But it has nothing to do with aesthetics, so we all but miss it in every single workout.
— Bryan Kest (via my memory), talking about the psoas muscle during navasana in one of his Power Yoga DVD practices
I may not have every word right, but the basic sentiment is accurately portrayed. And whether a lot of people are particularly likely to need psoas strengthening, the idea, I think, applies to physical fitness more broadly.
First, and this is applicable to my psoas, I tend to ignore stretching some muscles that don’t directly affect my appearance — or that I don’t think of as directly affecting my appearance. For example, I know I have some stiffness in the muscles along the sides of my ribcage. While I do make an effort to stretch them at least a little each day, I’ve never sequenced an asana practice to target the release of those muscles. One part of the reason for that is because my tightness there, while not comfortable, doesn’t really affect the aesthetic shape of my body.
Contrast that with the muscle tightness I feel across the front of my shoulders and chest. Not only have I sequenced personal practices specifically to open up that area of my body, but I’ve also attended a number of classes and used a myriad of videos with the same stated purpose. In some of those instructional practices, the teacher brought in the idea of aesthetics. Having a tight chest and shoulders can contribute to back pain, yes, but I’ve also witnessed plenty of yogis demonstrate the hunched shoulders and rounded spine and remark on how that isn’t very attractive.
Although I’m not sure I’d “all but miss” my heart center if it weren’t a factor in creating what I consider an aesthetically pleasing line to my body, I can’t deny that aesthetics plays some role in the muscles I choose to stretch.

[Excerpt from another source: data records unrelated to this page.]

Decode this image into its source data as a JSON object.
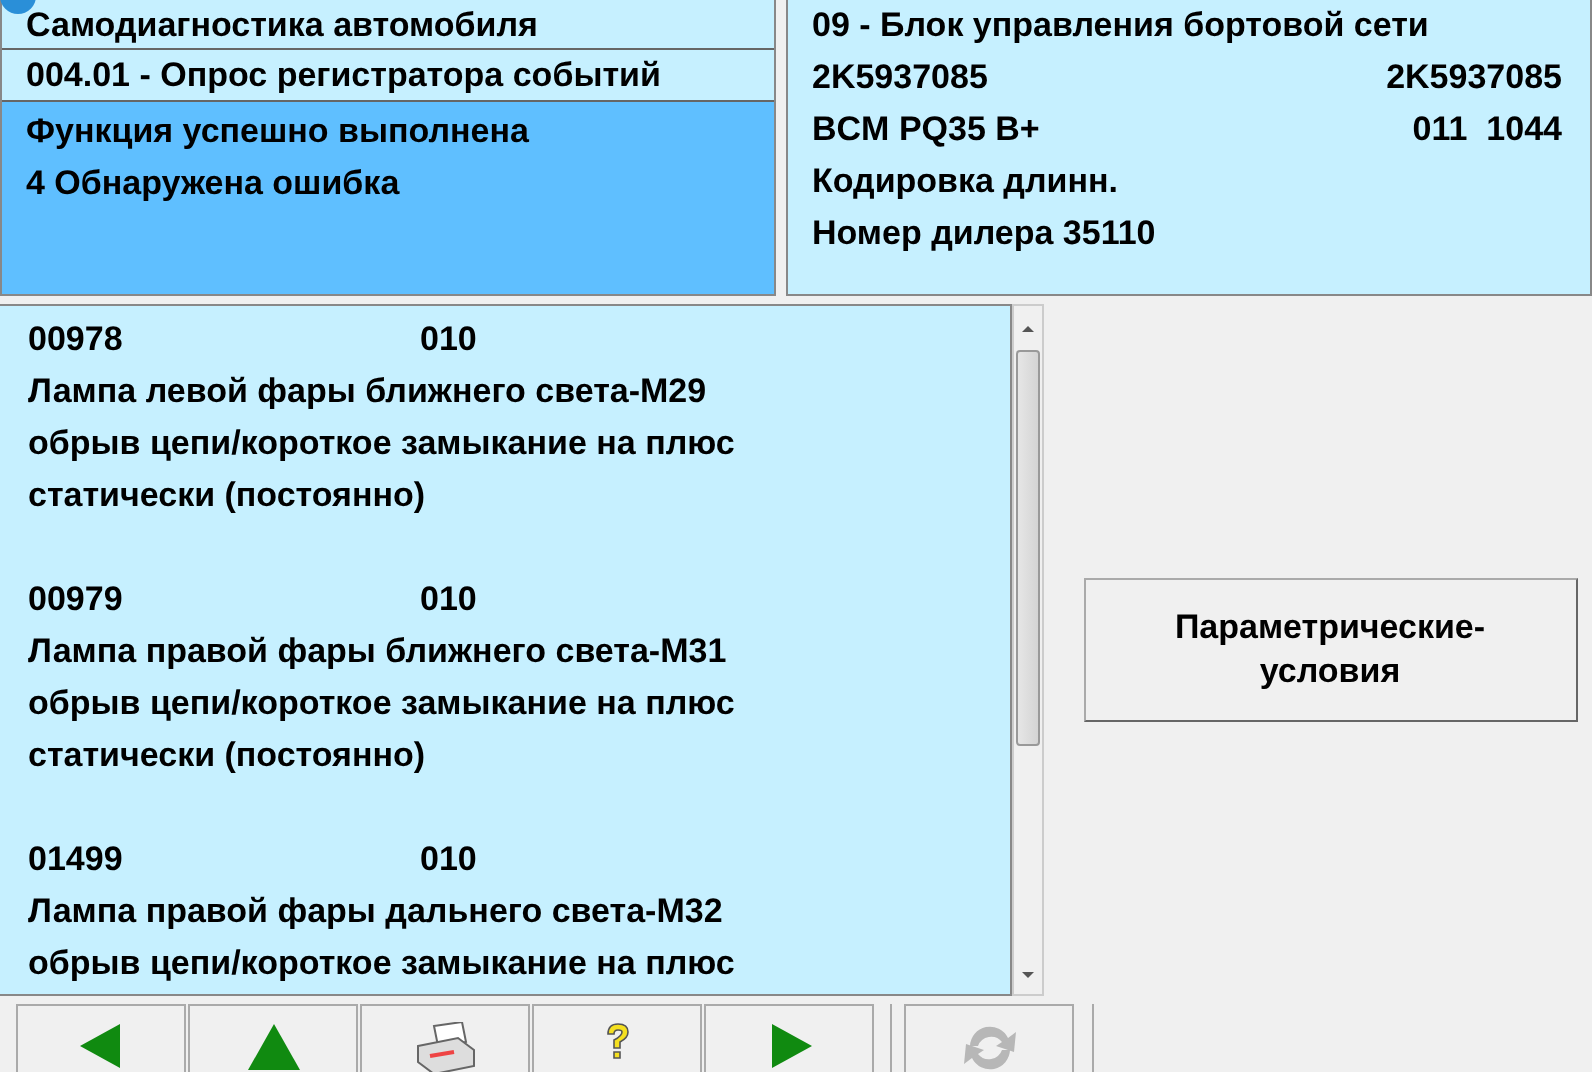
{
  "header": {
    "title": "Самодиагностика автомобиля",
    "function": "004.01 - Опрос регистратора событий",
    "status_lines": [
      "Функция успешно выполнена",
      "4 Обнаружена ошибка"
    ]
  },
  "module": {
    "rows": [
      {
        "left": "09 - Блок управления бортовой сети"
      },
      {
        "left": "2K5937085",
        "right": "2K5937085"
      },
      {
        "left": "BCM PQ35 B+",
        "right": "011  1044"
      },
      {
        "left": "Кодировка длинн."
      },
      {
        "left": "Номер дилера 35110"
      }
    ]
  },
  "faults": [
    {
      "code": "00978",
      "status": "010",
      "lines": [
        "Лампа левой фары ближнего света-M29",
        "обрыв цепи/короткое замыкание на плюс",
        "статически (постоянно)"
      ]
    },
    {
      "code": "00979",
      "status": "010",
      "lines": [
        "Лампа правой фары ближнего света-M31",
        "обрыв цепи/короткое замыкание на плюс",
        "статически (постоянно)"
      ]
    },
    {
      "code": "01499",
      "status": "010",
      "lines": [
        "Лампа правой фары дальнего света-M32",
        "обрыв цепи/короткое замыкание на плюс"
      ]
    }
  ],
  "side_button": "Параметрические-условия",
  "toolbar": [
    {
      "kind": "back",
      "disabled": false
    },
    {
      "kind": "up",
      "disabled": false
    },
    {
      "kind": "print",
      "disabled": false
    },
    {
      "kind": "help",
      "disabled": false
    },
    {
      "kind": "forward",
      "disabled": false
    },
    {
      "kind": "refresh",
      "disabled": true
    }
  ]
}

Similarly, aesthetics also plays a role in the muscles I choose to strengthen. Regular readers might have noticed my recent-ish (in the grand scheme of my practice) fascination with feet. For the past few years, I’ve experienced intermittent foot pain in my standing postures. I chalked this up to my foot anatomy and the increasing frequency, duration, and physical intensity of my asana practices, deciding it must be a side effect that comes with the territory. Until I stumbled on the idea online — while researching another topic only tangentially related — it had never even occurred to me that I could stretch and strengthen the muscles in my feet — the way I did the rest of my body — so they’d be better able to support me in standing poses.

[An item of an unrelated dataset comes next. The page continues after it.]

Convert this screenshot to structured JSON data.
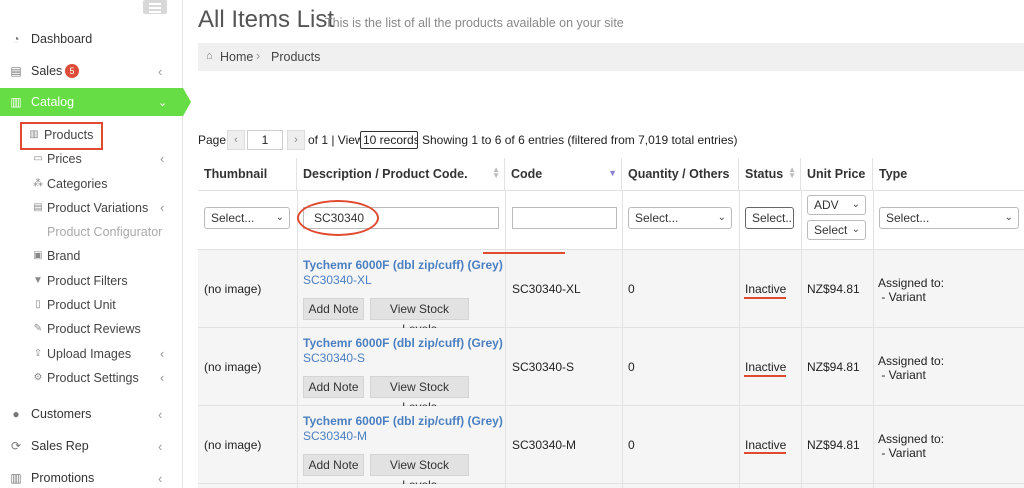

Again, I don’t think aesthetics is the only force at play here, but if it were my butt or thighs hurting in the postures? I probably couldn’t avoid knowing how to strengthen or tone those if I wanted to. However, strong, supple feet are really not a showcase image in most people’s conceptualization of the aesthetic ideal.
But it goes deeper — or maybe broader — than that. Recently, the blog Living ~400lbs posted The Fitness Question, asking readers if the benefits of exercise would be worth it if they never lost weight. Weight loss is only one aspect of aesthetics, but I sometimes wonder if there’s a similar principle at play on a grander scale — that is, if a major motivator in people’s exercise habits is the hope or expectation that it will help them to look a certain way.
The expectation can take a number of forms; “tone” is one I hear often — that regular exercise will increase the appearance of muscle definition (which may or may not include muscle mass) while decreasing the appearance of surface fat. Of course this doesn’t happen with every body: on mine, the muscles arrive where they will, but the surface fat that’s always been there I now acknowledge as a permanent fixture of my form.
I also sometimes interpret “tone” as “flexibility” — that is, a truly toned muscle will stretch as well as contract. For a long time, I hung on the hope that if I toned and stretched my muscles enough, I’d eventually develop the flexibility to get into every single yoga asana (or at least every asana a teacher might reasonably demonstrate in class). It took some study of anatomy and even more self-study to understand that:
- There’s more to it than that. Bone shapes, sizes, and angles vary widely — and they also play a significant role in what a particular asana looks like — not to mention how it feels — for any given individual’s body.
- Sometimes — like in the case of arm binding — regardless of muscle flexibility or the shape of my spine or shoulders, it ain’t ever gonna happen, at least not in a way that is beneficial for me.
Of course it’s good to use anatomical- and self-knowledge to determine what’s causing any particular limitation and whether it’s helpful or harmful to try to push a given edge. And in the course of that determination, it’s empowering to recognize the pressure (from self or society) to strive for a particular aesthetic and to name that hangup for what it is.
There are aspects of movement, meditation, and health that have nothing to do with aesthetics. It’s a rewarding challenge to find the space for them.